◆ ASSIGNED TASK ◆
Skip any image you find and restate the rest of the data word for word.

◆ DATA SHOWN ◆
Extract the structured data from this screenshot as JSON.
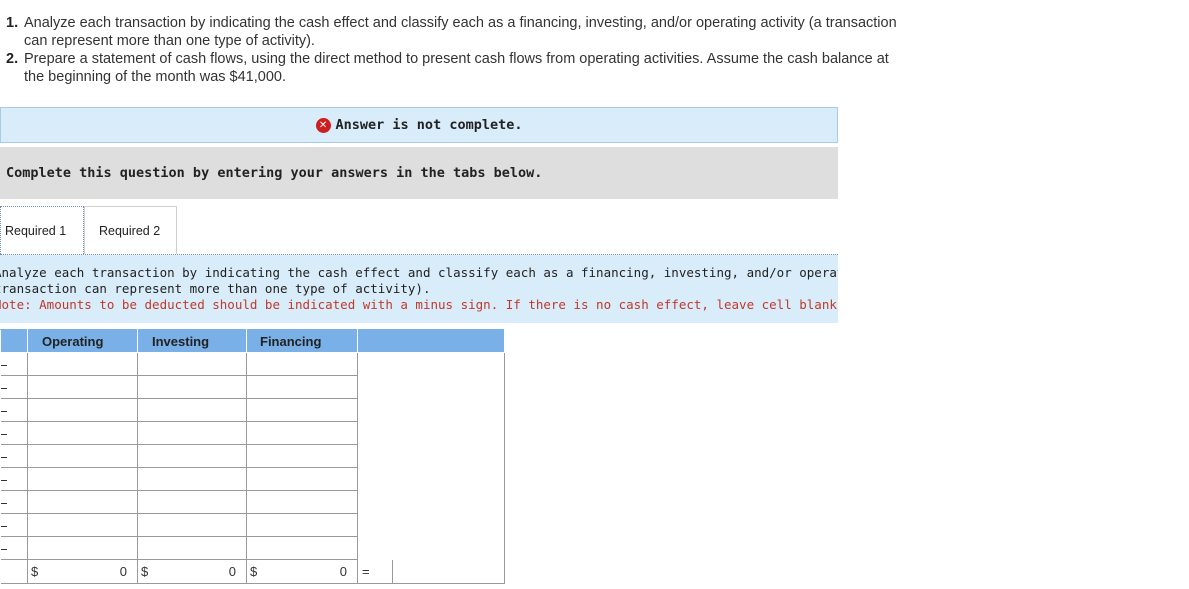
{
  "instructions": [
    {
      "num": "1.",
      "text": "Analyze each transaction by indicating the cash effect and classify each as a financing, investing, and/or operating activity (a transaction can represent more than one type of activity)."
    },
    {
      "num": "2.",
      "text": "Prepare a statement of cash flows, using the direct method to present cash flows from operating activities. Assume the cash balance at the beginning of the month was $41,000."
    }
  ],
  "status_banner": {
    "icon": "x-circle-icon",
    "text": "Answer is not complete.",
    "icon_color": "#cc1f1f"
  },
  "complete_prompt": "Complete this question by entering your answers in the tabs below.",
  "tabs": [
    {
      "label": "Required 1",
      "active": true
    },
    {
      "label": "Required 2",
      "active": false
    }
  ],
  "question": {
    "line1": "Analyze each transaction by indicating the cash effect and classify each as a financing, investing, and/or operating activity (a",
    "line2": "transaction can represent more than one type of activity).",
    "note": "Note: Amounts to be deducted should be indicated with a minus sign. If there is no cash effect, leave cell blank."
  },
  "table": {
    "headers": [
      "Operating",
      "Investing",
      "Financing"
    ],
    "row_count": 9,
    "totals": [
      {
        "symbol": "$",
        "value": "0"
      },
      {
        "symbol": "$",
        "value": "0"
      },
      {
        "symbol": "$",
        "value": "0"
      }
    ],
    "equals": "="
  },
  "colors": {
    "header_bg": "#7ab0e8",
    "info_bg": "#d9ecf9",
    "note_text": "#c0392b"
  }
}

◆ REPLY ◆
Extract the structured data from this screenshot as JSON.
{
  "instructions": [
    {
      "num": "1.",
      "text": "Analyze each transaction by indicating the cash effect and classify each as a financing, investing, and/or operating activity (a transaction can represent more than one type of activity)."
    },
    {
      "num": "2.",
      "text": "Prepare a statement of cash flows, using the direct method to present cash flows from operating activities. Assume the cash balance at the beginning of the month was $41,000."
    }
  ],
  "status_banner": {
    "icon": "x-circle-icon",
    "text": "Answer is not complete.",
    "icon_color": "#cc1f1f"
  },
  "complete_prompt": "Complete this question by entering your answers in the tabs below.",
  "tabs": [
    {
      "label": "Required 1",
      "active": true
    },
    {
      "label": "Required 2",
      "active": false
    }
  ],
  "question": {
    "line1": "Analyze each transaction by indicating the cash effect and classify each as a financing, investing, and/or operating activity (a",
    "line2": "transaction can represent more than one type of activity).",
    "note": "Note: Amounts to be deducted should be indicated with a minus sign. If there is no cash effect, leave cell blank."
  },
  "table": {
    "headers": [
      "Operating",
      "Investing",
      "Financing"
    ],
    "row_count": 9,
    "totals": [
      {
        "symbol": "$",
        "value": "0"
      },
      {
        "symbol": "$",
        "value": "0"
      },
      {
        "symbol": "$",
        "value": "0"
      }
    ],
    "equals": "="
  },
  "colors": {
    "header_bg": "#7ab0e8",
    "info_bg": "#d9ecf9",
    "note_text": "#c0392b"
  }
}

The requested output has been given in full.